■ WHAT TO WORK ON ■
The required answer is a copy of each line in the entries below that includes "programa".

RECORDS FOR THE EXERCISE START

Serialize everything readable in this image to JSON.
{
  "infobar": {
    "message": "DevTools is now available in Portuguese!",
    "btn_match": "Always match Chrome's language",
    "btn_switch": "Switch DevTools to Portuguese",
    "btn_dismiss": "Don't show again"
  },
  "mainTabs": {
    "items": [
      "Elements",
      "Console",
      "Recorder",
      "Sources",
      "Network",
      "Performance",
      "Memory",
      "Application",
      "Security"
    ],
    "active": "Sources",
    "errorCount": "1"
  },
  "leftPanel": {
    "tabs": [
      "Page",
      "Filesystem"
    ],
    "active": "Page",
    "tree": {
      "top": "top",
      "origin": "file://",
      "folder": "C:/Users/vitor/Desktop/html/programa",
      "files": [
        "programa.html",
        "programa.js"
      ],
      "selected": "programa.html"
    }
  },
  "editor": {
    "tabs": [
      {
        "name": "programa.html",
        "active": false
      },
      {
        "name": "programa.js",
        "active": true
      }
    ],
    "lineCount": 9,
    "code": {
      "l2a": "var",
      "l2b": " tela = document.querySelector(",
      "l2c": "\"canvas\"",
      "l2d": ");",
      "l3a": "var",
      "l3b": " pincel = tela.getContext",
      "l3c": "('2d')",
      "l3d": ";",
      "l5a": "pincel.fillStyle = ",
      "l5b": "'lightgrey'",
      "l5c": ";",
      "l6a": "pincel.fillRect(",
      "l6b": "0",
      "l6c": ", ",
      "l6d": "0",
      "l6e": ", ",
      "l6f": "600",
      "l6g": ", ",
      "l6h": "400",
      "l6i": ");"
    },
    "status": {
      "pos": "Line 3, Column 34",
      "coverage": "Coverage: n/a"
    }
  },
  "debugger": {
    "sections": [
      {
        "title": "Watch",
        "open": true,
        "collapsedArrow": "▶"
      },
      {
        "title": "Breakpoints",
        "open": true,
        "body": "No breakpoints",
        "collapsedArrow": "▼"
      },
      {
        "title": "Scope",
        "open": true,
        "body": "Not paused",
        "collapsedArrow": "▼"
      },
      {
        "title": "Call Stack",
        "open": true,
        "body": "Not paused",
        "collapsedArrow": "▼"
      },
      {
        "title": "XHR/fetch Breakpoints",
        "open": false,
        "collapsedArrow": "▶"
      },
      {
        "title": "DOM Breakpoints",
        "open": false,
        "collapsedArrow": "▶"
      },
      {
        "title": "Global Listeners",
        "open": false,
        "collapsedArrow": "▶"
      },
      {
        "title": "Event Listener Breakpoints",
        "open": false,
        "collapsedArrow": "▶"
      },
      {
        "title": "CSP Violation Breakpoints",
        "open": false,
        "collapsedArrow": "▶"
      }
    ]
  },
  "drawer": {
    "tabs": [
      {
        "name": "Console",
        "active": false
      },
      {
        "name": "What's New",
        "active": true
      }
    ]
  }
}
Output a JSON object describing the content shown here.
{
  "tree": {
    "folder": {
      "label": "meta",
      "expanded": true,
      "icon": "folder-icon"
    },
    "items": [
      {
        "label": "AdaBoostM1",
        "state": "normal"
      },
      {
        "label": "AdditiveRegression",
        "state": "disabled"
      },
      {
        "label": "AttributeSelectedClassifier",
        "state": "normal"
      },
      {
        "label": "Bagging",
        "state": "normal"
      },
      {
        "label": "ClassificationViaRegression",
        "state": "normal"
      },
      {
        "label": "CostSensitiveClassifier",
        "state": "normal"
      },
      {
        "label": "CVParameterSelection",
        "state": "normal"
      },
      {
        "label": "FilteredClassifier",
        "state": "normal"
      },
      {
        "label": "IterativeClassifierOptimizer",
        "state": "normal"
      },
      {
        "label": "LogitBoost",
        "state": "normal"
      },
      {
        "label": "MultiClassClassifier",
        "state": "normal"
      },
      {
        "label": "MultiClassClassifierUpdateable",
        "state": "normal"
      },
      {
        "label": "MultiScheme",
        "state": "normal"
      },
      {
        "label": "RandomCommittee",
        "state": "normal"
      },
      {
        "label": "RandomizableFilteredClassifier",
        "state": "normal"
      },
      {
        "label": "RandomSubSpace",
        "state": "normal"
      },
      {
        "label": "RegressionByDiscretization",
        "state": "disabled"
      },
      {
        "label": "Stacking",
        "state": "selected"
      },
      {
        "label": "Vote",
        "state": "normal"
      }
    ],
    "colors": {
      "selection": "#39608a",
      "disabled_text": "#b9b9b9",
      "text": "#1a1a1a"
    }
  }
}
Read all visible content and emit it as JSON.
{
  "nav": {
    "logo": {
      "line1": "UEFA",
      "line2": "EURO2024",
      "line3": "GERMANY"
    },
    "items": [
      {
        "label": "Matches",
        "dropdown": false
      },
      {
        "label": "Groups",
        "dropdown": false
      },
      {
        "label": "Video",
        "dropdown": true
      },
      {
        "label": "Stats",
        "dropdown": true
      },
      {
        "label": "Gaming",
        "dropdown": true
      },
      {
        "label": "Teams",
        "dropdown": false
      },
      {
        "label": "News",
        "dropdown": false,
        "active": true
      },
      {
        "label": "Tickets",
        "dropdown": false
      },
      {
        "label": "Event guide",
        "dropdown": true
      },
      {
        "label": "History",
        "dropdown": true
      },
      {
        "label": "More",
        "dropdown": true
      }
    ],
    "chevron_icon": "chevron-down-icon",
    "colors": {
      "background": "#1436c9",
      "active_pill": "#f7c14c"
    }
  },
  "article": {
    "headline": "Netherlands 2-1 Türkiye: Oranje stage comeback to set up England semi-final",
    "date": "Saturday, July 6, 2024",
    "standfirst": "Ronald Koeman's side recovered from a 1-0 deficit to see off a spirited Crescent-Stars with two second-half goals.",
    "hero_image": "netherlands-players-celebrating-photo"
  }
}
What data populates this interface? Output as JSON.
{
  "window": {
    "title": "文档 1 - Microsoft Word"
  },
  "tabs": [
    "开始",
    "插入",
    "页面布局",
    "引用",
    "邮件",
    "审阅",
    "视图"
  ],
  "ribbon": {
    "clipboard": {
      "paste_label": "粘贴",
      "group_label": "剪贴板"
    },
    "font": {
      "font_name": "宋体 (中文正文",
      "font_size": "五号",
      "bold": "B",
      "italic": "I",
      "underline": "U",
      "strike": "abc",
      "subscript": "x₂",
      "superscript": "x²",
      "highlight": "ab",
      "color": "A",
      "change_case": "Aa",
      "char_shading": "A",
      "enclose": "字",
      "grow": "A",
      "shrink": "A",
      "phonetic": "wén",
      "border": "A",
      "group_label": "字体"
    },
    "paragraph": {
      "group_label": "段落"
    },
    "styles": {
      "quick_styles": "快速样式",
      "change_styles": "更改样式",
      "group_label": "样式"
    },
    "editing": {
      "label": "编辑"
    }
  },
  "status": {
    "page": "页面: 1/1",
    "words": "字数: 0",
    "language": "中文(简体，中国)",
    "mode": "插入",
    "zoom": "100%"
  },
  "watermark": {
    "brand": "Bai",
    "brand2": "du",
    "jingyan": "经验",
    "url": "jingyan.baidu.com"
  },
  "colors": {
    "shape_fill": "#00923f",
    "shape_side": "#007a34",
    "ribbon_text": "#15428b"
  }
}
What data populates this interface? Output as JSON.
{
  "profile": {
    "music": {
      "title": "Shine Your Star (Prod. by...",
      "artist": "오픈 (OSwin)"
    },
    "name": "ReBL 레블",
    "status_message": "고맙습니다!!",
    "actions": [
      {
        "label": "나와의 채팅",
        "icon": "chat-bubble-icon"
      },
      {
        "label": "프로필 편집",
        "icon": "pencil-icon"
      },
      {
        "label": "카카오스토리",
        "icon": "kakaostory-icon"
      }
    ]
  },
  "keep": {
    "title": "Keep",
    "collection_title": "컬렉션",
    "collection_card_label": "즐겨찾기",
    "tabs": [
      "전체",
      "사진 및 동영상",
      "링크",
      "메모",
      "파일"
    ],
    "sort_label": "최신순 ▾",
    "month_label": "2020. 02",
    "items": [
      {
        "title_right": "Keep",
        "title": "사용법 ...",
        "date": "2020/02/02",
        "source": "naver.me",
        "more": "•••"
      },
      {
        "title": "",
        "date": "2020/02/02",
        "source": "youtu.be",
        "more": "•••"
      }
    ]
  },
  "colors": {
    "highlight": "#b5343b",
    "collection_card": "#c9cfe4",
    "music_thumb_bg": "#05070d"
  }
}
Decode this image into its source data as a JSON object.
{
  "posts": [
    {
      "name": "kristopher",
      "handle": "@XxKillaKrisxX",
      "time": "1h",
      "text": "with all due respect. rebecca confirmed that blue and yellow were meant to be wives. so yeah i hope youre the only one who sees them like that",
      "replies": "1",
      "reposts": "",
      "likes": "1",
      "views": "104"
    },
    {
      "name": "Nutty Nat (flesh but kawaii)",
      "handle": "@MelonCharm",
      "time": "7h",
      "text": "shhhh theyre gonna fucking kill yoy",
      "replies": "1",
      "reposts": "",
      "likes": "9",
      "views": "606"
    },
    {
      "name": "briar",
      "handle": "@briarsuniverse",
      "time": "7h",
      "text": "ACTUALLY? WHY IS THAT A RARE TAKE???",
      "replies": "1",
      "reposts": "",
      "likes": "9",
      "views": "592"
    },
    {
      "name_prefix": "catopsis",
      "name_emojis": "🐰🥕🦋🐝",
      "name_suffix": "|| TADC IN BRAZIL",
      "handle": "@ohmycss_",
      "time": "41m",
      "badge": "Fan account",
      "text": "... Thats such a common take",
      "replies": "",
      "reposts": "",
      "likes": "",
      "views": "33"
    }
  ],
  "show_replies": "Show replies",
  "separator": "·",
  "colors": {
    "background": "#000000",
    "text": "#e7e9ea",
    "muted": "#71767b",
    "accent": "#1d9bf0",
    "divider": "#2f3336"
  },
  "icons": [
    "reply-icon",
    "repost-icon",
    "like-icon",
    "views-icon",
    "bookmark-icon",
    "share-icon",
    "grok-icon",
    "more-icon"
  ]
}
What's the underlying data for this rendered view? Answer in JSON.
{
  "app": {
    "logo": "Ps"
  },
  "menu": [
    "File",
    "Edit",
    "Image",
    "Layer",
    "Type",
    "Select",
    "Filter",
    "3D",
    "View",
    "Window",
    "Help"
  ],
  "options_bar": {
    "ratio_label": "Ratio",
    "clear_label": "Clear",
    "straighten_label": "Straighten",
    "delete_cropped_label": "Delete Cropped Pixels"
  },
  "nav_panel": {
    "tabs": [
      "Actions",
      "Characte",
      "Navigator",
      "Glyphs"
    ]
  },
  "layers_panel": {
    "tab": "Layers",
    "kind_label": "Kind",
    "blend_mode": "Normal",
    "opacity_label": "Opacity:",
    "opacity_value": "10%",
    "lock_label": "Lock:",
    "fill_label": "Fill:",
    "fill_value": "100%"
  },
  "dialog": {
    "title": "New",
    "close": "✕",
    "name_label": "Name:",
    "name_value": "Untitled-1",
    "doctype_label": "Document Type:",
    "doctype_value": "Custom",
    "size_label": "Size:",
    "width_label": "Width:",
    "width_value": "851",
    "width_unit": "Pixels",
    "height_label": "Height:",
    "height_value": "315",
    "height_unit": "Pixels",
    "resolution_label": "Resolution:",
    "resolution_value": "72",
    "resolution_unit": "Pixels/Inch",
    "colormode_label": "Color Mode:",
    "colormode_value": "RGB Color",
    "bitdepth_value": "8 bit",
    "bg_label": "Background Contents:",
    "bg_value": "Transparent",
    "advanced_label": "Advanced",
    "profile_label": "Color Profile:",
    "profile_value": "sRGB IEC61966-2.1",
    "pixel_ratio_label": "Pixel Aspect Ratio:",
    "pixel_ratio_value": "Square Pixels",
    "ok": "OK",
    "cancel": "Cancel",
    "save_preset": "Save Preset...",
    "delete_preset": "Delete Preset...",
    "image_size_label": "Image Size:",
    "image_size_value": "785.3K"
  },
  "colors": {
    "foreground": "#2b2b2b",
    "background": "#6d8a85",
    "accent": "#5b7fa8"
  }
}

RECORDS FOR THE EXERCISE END

■ RESULT ■
      "folder": "C:/Users/vitor/Desktop/html/programa",
        "programa.html",
        "programa.js"
      "selected": "programa.html"
        "name": "programa.html",
        "name": "programa.js",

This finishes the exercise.